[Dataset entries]
◇ ◇ ◇ ◇ ◇ ◇ ◇

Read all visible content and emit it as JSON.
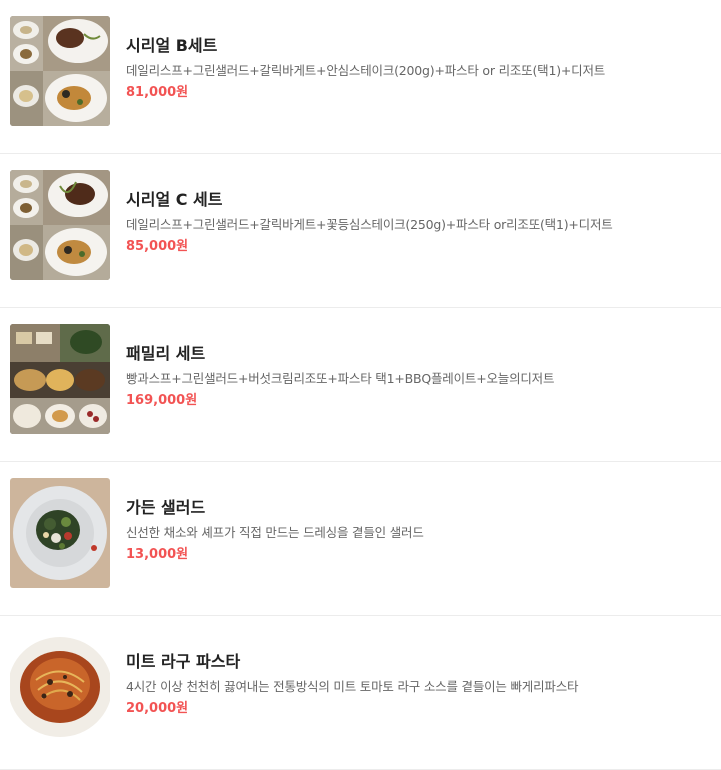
{
  "accent_price_color": "#f25353",
  "menu": [
    {
      "name": "시리얼 B세트",
      "description": "데일리스프+그린샐러드+갈릭바게트+안심스테이크(200g)+파스타 or 리조또(택1)+디저트",
      "price": "81,000원",
      "image": "set-course-photo-icon"
    },
    {
      "name": "시리얼 C 세트",
      "description": "데일리스프+그린샐러드+갈릭바게트+꽃등심스테이크(250g)+파스타 or리조또(택1)+디저트",
      "price": "85,000원",
      "image": "set-course-photo-icon"
    },
    {
      "name": "패밀리 세트",
      "description": "빵과스프+그린샐러드+버섯크림리조또+파스타 택1+BBQ플레이트+오늘의디저트",
      "price": "169,000원",
      "image": "family-set-photo-icon"
    },
    {
      "name": "가든 샐러드",
      "description": "신선한 채소와 셰프가 직접 만드는 드레싱을 곁들인 샐러드",
      "price": "13,000원",
      "image": "salad-photo-icon"
    },
    {
      "name": "미트 라구 파스타",
      "description": "4시간 이상 천천히 끓여내는 전통방식의 미트 토마토 라구 소스를 곁들이는 빠게리파스타",
      "price": "20,000원",
      "image": "pasta-photo-icon"
    }
  ]
}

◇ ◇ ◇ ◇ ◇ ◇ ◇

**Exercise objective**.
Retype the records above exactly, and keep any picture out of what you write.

**Result for this task**.
Read all visible content and emit it as JSON.
{
  "accent_price_color": "#f25353",
  "menu": [
    {
      "name": "시리얼 B세트",
      "description": "데일리스프+그린샐러드+갈릭바게트+안심스테이크(200g)+파스타 or 리조또(택1)+디저트",
      "price": "81,000원",
      "image": "set-course-photo-icon"
    },
    {
      "name": "시리얼 C 세트",
      "description": "데일리스프+그린샐러드+갈릭바게트+꽃등심스테이크(250g)+파스타 or리조또(택1)+디저트",
      "price": "85,000원",
      "image": "set-course-photo-icon"
    },
    {
      "name": "패밀리 세트",
      "description": "빵과스프+그린샐러드+버섯크림리조또+파스타 택1+BBQ플레이트+오늘의디저트",
      "price": "169,000원",
      "image": "family-set-photo-icon"
    },
    {
      "name": "가든 샐러드",
      "description": "신선한 채소와 셰프가 직접 만드는 드레싱을 곁들인 샐러드",
      "price": "13,000원",
      "image": "salad-photo-icon"
    },
    {
      "name": "미트 라구 파스타",
      "description": "4시간 이상 천천히 끓여내는 전통방식의 미트 토마토 라구 소스를 곁들이는 빠게리파스타",
      "price": "20,000원",
      "image": "pasta-photo-icon"
    }
  ]
}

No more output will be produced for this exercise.